In announcing his intent to file a friend-of-the-court brief, Brown said in a statement: “The deputy sheriffs put their lives on the line for us, and they deserve fair compensation for their hard work serving and protecting the people of Orange County. County supervisors are not entitled to suddenly change their minds and decide to take away important pension benefits that the deputies bargained for in good faith.”

The attorney general’s decision has the potential to bring more attention to the case, a high-stakes battle over public employee retirement benefits that could have far-reaching consequences yet has received little attention outside the public employee pension realm.

“We are glad the attorney general is interceding,” said Quint, president of the Assn. of Orange County Deputy Sheriffs. “It truly reflects the magnitude of the issue.”

At issue is the structure of a labor contract between the union and the county that has been adopted by countless government agencies throughout the state for all manner of public employees, including police, teachers and general government workers. All but two of California’s 58 counties have adopted the same type of deal with their public safety unions.

The 2001 agreement increased pensions by one-third and granted the benefit retroactively. This year, the county, now led by an entirely new Board of Supervisors, concluded that the retroactive portion was unconstitutional because it violated a state prohibition on pay for work already performed, and filed a lawsuit seeking to repeal that part of the contract.

Board of Supervisors Chairman John Moorlach estimates that the deal allows deputies, on average, to retire with a pension of $70,000 a year, and that the retroactive portion will cost the county $187 million over the next 30 years.

Brown’s announcement did not articulate the legal grounds on which he intends to challenge the county’s lawsuit. A spokeswoman for the attorney general said the legal arguments were still being developed and were not ready to be unveiled.

Separately, the California Public Employees’ Retirement System, the $230-billion public pension fund that administers benefits for government workers, said Brown would be representing its interests in the court case. CalPERS contends that the benefits are constitutional.

Mario Mainero, the chief of staff to Moorlach, who led the county to file the suit, criticized Brown’s decision to get involved as political and said his initial comments indicate that he doesn’t understand the basis of the lawsuit.

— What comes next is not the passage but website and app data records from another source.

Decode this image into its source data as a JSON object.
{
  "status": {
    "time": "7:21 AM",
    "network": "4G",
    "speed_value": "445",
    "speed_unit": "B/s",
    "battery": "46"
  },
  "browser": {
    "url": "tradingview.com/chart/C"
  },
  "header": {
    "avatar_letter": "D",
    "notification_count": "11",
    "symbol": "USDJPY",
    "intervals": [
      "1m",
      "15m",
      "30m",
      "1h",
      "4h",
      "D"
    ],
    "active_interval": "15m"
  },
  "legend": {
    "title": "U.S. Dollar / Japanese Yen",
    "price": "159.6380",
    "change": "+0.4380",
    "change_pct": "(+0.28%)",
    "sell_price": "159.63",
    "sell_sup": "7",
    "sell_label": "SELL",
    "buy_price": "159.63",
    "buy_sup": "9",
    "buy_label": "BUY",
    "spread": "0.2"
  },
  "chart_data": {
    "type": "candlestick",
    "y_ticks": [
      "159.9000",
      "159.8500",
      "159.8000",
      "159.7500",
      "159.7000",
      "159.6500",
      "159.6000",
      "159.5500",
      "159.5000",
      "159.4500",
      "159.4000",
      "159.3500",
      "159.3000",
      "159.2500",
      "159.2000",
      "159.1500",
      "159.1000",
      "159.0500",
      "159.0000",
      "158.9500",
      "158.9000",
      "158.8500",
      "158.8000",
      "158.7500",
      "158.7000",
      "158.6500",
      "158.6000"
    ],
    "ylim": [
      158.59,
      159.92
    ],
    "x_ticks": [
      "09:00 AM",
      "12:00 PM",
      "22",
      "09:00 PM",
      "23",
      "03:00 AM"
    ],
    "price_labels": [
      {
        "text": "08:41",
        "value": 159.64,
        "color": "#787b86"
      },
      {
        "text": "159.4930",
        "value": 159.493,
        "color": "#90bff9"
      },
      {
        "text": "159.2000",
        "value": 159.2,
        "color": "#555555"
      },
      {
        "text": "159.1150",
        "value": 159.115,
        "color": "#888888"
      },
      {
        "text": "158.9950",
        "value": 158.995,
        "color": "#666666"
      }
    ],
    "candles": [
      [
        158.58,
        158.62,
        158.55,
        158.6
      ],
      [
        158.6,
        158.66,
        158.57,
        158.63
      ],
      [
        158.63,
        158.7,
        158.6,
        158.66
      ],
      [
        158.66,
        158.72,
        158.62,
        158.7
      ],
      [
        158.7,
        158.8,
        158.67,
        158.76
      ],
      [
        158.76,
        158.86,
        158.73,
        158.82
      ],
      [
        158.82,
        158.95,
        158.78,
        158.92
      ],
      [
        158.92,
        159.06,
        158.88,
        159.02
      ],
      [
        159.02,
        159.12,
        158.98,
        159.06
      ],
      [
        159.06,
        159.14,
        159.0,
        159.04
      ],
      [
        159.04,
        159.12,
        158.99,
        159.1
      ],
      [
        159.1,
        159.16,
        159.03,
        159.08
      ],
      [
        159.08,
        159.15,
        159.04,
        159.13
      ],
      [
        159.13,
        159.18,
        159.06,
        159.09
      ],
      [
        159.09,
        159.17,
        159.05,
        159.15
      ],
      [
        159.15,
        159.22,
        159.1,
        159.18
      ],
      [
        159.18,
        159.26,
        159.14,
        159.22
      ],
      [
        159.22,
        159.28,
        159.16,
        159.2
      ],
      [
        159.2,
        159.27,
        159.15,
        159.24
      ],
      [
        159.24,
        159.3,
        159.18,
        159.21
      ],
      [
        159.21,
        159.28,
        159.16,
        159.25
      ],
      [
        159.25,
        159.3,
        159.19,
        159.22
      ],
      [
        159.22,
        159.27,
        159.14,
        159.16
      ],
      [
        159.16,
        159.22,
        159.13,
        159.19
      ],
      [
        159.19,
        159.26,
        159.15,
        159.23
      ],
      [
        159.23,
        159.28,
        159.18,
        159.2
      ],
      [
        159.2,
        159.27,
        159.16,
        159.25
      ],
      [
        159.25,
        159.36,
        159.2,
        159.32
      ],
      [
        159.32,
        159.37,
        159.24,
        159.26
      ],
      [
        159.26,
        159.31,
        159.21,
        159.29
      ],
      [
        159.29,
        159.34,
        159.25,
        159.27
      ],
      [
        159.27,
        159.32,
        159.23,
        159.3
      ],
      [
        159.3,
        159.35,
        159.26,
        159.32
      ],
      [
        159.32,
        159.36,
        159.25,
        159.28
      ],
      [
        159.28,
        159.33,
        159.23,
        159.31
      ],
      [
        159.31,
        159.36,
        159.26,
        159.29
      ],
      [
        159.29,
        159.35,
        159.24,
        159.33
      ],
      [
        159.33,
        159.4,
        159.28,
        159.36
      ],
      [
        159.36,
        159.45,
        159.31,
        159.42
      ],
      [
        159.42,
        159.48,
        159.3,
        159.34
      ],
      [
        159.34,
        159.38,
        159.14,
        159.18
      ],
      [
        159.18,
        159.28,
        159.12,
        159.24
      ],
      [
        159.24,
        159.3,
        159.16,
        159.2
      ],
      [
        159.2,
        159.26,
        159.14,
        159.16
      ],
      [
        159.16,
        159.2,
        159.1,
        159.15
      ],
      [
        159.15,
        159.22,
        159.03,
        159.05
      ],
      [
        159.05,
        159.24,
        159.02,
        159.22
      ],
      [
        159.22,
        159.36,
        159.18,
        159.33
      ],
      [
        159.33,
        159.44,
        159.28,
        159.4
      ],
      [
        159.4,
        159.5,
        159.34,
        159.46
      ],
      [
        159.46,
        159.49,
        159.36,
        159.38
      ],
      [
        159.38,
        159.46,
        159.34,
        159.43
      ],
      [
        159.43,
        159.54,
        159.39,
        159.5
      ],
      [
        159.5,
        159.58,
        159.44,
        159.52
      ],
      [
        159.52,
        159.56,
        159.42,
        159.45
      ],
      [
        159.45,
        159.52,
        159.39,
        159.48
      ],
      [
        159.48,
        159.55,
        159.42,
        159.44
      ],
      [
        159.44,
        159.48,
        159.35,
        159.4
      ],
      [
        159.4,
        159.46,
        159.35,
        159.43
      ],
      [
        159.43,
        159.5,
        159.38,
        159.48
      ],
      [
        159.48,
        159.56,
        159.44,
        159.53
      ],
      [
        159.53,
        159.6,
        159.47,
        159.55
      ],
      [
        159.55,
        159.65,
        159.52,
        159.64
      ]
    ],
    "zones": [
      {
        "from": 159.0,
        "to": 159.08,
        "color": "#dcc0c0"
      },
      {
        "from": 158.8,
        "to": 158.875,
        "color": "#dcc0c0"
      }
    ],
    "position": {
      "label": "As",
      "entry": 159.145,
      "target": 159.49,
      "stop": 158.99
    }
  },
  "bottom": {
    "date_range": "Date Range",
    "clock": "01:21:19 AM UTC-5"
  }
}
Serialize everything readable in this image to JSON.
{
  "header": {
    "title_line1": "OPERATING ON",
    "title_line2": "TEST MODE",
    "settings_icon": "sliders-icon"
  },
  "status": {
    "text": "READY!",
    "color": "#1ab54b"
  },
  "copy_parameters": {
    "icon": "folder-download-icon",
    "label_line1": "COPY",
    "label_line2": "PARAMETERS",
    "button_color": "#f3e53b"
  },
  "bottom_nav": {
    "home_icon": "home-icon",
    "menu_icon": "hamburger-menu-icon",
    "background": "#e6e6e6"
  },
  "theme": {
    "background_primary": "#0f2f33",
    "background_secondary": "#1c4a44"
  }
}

“It’s pretty clear here that Atty. Gen. Brown, who apparently wants to be governor again, is going to try to gain the support of people who can raise a lot of money for him,” Mainero said.